Dell laptop computer - RF CafeThis being a family-friendly website prevents me from showcasing the actual merchandise that is the topic of this feature. A regular RF Cafe visitor and contributor sent me a hyperlink to a company called Wireless Armour which manufactures a line of clothing that addresses and solves the problem of a fairly recently identified and verified issue facing the future of the human race. Indeed, I have posted a large number of news stories on the subject in the past decade.

RadiaTex® material detail - RF CafePer the company's website, "Wireless Armour is a new line of 'smart, wearable tech' Wi-Fi shielding men's underwear that aims to protect male fertility against 99.9% of harmful electromagnetic radiation emitted by Wi-Fi devices including smartphones and laptops." Further, "Since 1989 men's sperm counts have dropped by over 1/3rd, this correlates surprisingly well with the first mobile phone widely available from 1983 and increasing from 12.4 million in 1990 to 6 billion in 2011. Whilst this correlation has not been verified there have been even more worrying studies showing a 25% drop in sperm counts after just 4 hours of Wi-Fi exposure. At Wireless Armour we do not want to wait around whilst the government and scientific community confirm 100% whether it is harmful to our health, we would rather protect ourselves now and find out later. Don't Be A Test Subject!"

A debate persists as to whether a hazard really does exist, but a lot of people liken the battle to how tobacco companies originally argued that smoking does not cause cancer*. I have yet to see a Surgeon General's warning label on laptop computers to admonish people against placing them on their laps when using Wi-Fi. As a public service, I suggest the one below.

Surgeon General Wireless Laptop Computer Warning Label - RF Cafe

Interestingly, it was difficult to find a photo of a guy sitting with a computer on his lap - especially on a computer manufacturer's website. The one shown from Dell was the only instance I could find after looking on Apple, HP, Lenovo, ASUS, Dell, Toshiba, and Samsung websites. I wouldn't be surprise if they have purposely purged all such examples of suggested use modes.

Does the lack of similar protective undergarments for the female persuasion indicate a 'war on women' on the part of the industry?

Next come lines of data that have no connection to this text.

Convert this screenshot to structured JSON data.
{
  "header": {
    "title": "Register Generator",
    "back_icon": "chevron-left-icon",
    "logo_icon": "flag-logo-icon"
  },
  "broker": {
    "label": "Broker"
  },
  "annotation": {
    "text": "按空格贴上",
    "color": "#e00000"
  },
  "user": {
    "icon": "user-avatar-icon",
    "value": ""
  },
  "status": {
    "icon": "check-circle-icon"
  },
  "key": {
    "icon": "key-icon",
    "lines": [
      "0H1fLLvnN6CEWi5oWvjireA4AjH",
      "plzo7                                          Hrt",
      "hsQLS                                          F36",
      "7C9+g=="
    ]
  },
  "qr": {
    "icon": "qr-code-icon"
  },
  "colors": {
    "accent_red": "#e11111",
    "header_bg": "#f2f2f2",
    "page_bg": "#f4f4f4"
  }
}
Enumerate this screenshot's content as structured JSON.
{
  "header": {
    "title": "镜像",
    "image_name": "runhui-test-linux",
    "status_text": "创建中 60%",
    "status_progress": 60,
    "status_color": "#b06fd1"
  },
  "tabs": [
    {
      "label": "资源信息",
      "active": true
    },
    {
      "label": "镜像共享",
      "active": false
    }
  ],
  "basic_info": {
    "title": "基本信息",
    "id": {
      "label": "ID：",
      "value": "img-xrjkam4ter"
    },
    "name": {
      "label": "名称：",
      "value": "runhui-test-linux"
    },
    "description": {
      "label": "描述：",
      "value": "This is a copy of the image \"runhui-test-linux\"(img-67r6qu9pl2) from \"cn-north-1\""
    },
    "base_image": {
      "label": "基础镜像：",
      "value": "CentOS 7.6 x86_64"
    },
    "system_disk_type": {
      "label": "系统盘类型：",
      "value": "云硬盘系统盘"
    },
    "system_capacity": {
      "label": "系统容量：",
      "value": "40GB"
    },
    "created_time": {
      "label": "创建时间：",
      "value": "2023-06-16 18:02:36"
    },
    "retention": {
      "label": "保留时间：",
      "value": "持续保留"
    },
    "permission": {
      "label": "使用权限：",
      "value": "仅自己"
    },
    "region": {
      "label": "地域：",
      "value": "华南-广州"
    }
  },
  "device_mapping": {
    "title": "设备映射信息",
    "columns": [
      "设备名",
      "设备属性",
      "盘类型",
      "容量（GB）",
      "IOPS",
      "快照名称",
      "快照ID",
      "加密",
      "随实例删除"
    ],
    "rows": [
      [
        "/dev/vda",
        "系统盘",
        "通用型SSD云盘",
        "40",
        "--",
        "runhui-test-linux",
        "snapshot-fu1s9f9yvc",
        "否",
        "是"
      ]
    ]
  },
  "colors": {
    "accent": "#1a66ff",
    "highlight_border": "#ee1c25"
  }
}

* BTW, have you noticed the utter lack of CDC-sponsored anti-smoking commercials and print advertisements since the big push for legalization of pot has become popular?


Posted August 24, 2015